  34. Powell, J. and Dyson, K. (2013) ‘Engagement and the Idea of the Civic University’, in P. Benneworth (ed.) University Engagement with Socially Excluded Communities, Dordrecht: Springer, pp. 143–162.CrossRefGoogle Scholar
  35. Rapini, M. et al. (2009) “University–industry interactions in an immature system of innovation: evidence from Minas Gerais, Brazil”, Science and Public Policy 36(5): 373–386.CrossRefGoogle Scholar
  36. Salamon, L. (2015) Rethinking Corporate Social Engagement: Lessons From Latin America, West Hartford, Connecticut, USA: Kumarian Press.Google Scholar
  37. Sánchez-Barrioluengo, M. (2014) ‘Articulating the “Three-Missions” in Spanish Universities’, Research Policy 43(10): 1760–1773.CrossRefGoogle Scholar
  38. Sandmann, L. (2008) ‘Conceptualization of the Scholarship of Engagement in Higher Education: A Strategic Review, 1996–2006’, Journal of Higher Education Outreach and Engagement 12(1): 91–104.Google Scholar
  39. Thorn, K. and Soo, M. (2006) Latin American Universities and the Third Mission: Trends, Challenges and Policy Options. World Bank Policy Research Working Paper no. 4002, Washington, DC: World Bank.Google Scholar
  40. Tötdling, F. and Trippl, M. (2005) ‘One size fits all? towards a differentiated regional innovation policy approach’, Research Policy 34(8): 1203–1219.CrossRefGoogle Scholar
  41. Tunnermann, C. (1998) ‘La reforma universitaria de Córdoba’, Educación Superior y Sociedad 9(1): 103–127.Google Scholar
  42. Tunnermann, C. (2001) Universidad y Sociedad: Balance Histórico y Perspectivas desde Latinoamérica, Managua: Hispamer.Google Scholar
  43. Tunnermann, C. (2003) La Universidad ante los Retos del Siglo XXI, Mérida, Yucatán, México: Universidad Autónoma de Yucatán.Google Scholar
  44. UNESCO (2015) Institutionalising Community University Research Partnerships: A user’s manual. UNESCO Chair in Community Based Research and Social Responsibility in Higher Education, PRIA and University of Victoria.Google Scholar
  45. Vieira, M.J., Grao, J., Iriarte, M. and Ochoa, C. (2014) La Tercera Misión de las Universidades: Buenas Prácticas en América Latina, Veracruz, México: Universidad Veracruzana.Google Scholar
  46. Wade, E. and Hazelkorn, E. (2012) ‘Engaging with the Community’, in S. Bergan, E. Egron-Polak, J. Kohler, L. Purser and M. Vukasovich (eds.) Handbook on Leadership and Governance in Higher Education, Stuttgard: Verlag, pp. 1–24.Google Scholar
  47. Watson, D. (2007) Managing Civic and Community Engagement, Maidenhead, UK: Open University Press.Google Scholar

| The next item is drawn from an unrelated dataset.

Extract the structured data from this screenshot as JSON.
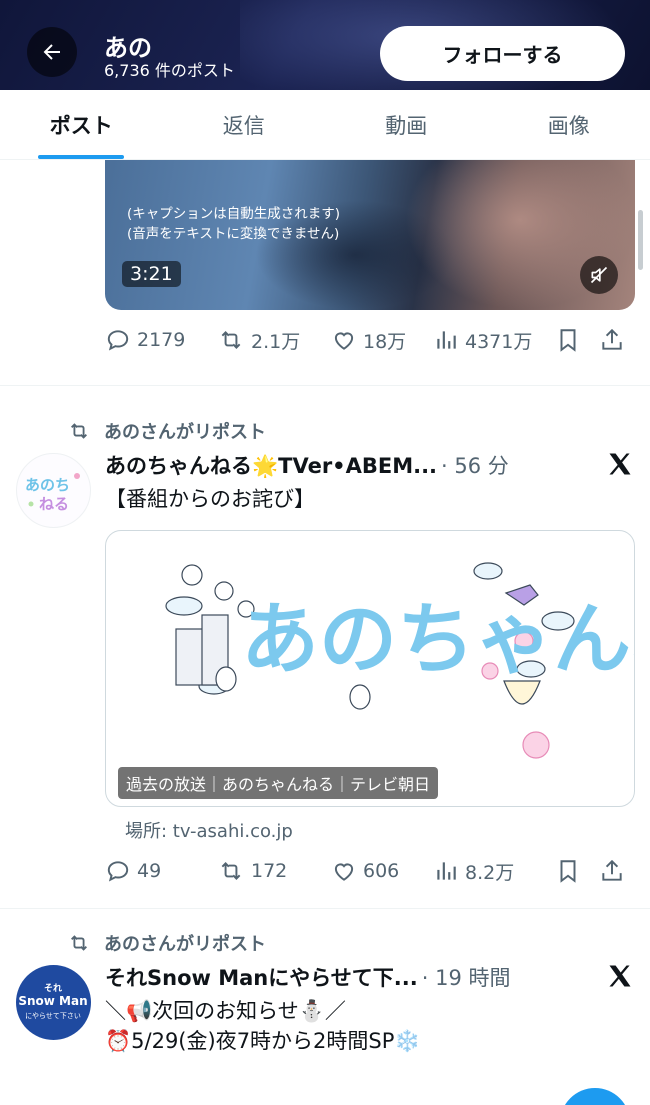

Copyright information

© International Association of Universities 2017

Authors and Affiliations

  1. 1.OxChepsUniversity of OxfordOxfordUK
  2. 2.Universidade Estadual de Campinas, Instituto de Economia, UNICAMPCampinasBrazil
  3. 3.Facultad de EducaciónUniversidad de LeónLeónSpain

Personalised recommendations